Taking its title from critic John Ruskin’s third volume of Modern Painters Thomas’ latest series of paintings linger on the Romantic sublime and quote from a historical obsession with the End of the World. Whilst these works reference the essence of the sublime they also suggest that perhaps modern Man has conquered all of nature apart from his own. With a Utopian quest fueled by a para-religious pursuit of technological advancement perhaps it is the machines that will win.
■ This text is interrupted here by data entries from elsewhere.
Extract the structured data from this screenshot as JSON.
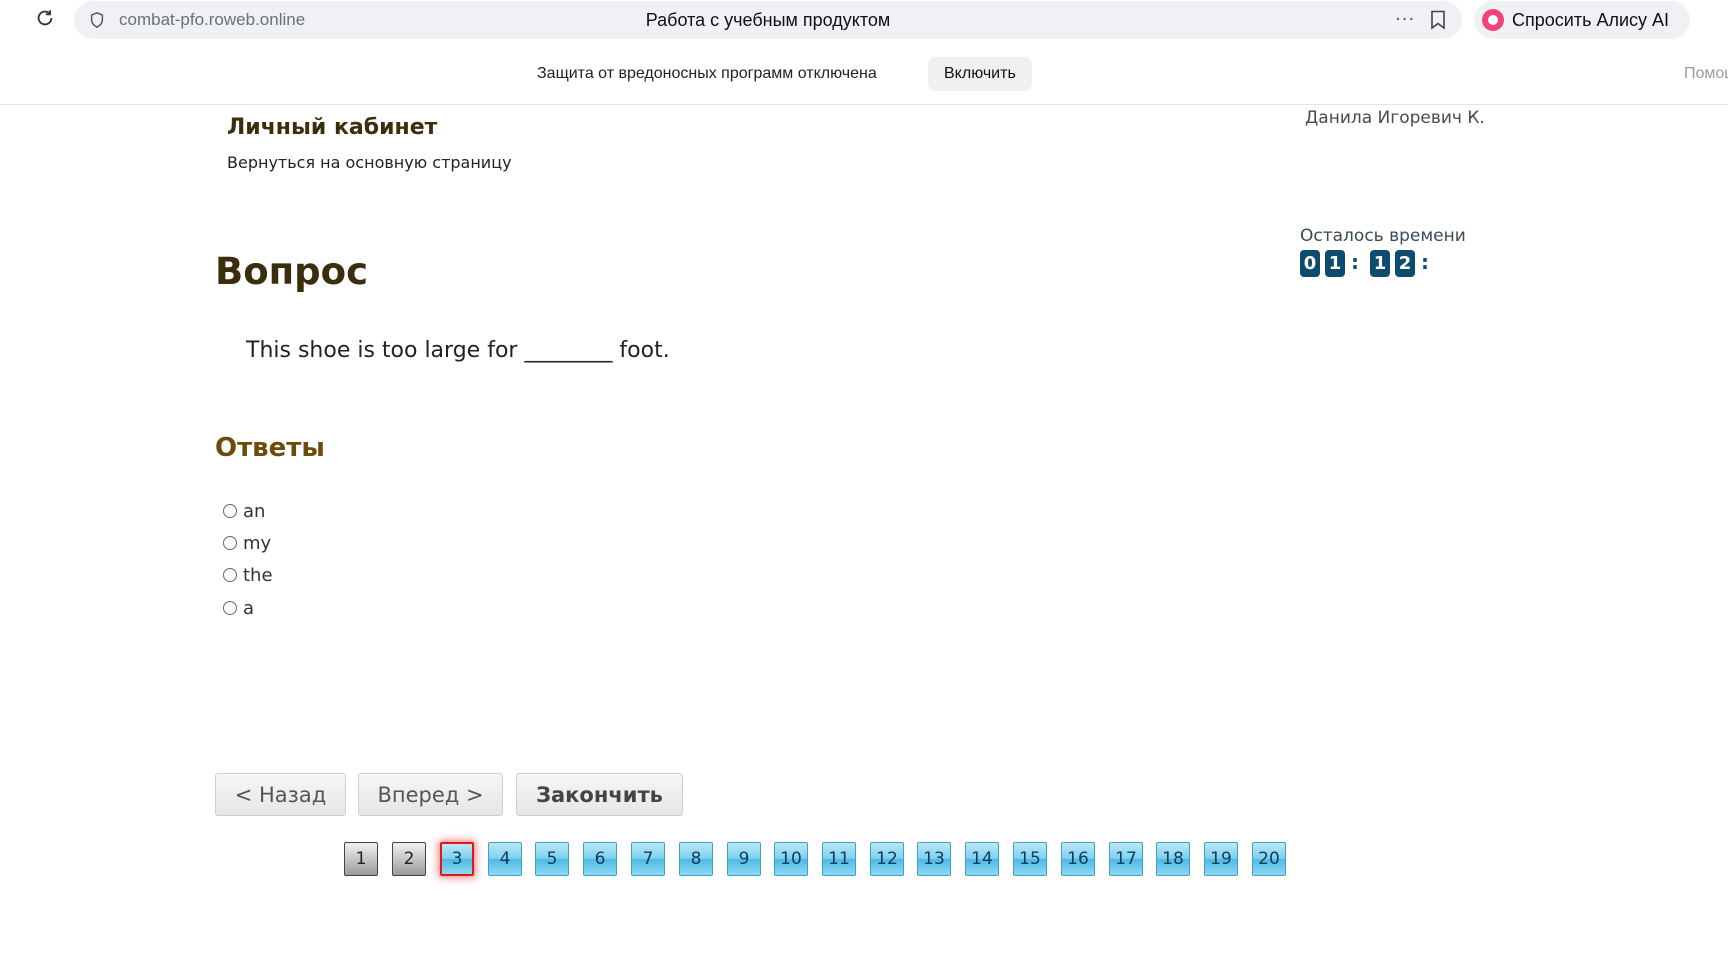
{
  "browser": {
    "url": "combat-pfo.roweb.online",
    "tab_title": "Работа с учебным продуктом",
    "more_glyph": "···",
    "alice_label": "Спросить Алису AI"
  },
  "notice": {
    "text": "Защита от вредоносных программ отключена",
    "enable_label": "Включить",
    "help_label": "Помощь"
  },
  "header": {
    "title": "Личный кабинет",
    "back_link": "Вернуться на основную страницу",
    "user_name": "Данила Игоревич К."
  },
  "timer": {
    "label": "Осталось времени",
    "digits": [
      "0",
      "1",
      "1",
      "2"
    ],
    "separator": ":"
  },
  "question": {
    "heading": "Вопрос",
    "text": "This shoe is too large for ________ foot."
  },
  "answers": {
    "heading": "Ответы",
    "options": [
      "an",
      "my",
      "the",
      "a"
    ]
  },
  "nav": {
    "back": "< Назад",
    "forward": "Вперед >",
    "finish": "Закончить"
  },
  "pagination": {
    "pages": [
      "1",
      "2",
      "3",
      "4",
      "5",
      "6",
      "7",
      "8",
      "9",
      "10",
      "11",
      "12",
      "13",
      "14",
      "15",
      "16",
      "17",
      "18",
      "19",
      "20"
    ],
    "answered": [
      1,
      2
    ],
    "current": 3
  },
  "colors": {
    "timer_digit_bg": "#0e4c6f",
    "current_page_border": "#e01818",
    "page_box_blue": "#7fd0ef",
    "heading_brown": "#3b2e0c"
  }
}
Thomas continues to explore the fictions man has created in order to deal with his existential predicament and the attempt to fill, as Jung described it, ‘the God-shaped hole’. These timeless landscapes are silent and menacing with mysterious crystalline growths. Devoid of human presence yet witnessed by surveillance cameras, the only company in this desolation is a space ship or homing beacon. The glitches in the representation of the skies seem to betray the unreliability of reality. Located simultaneously between Romanticism and science fiction Thomas’ paintings describe unstable worlds that fuse past, present and future.
Have a read of our interview with Lex Thomas here.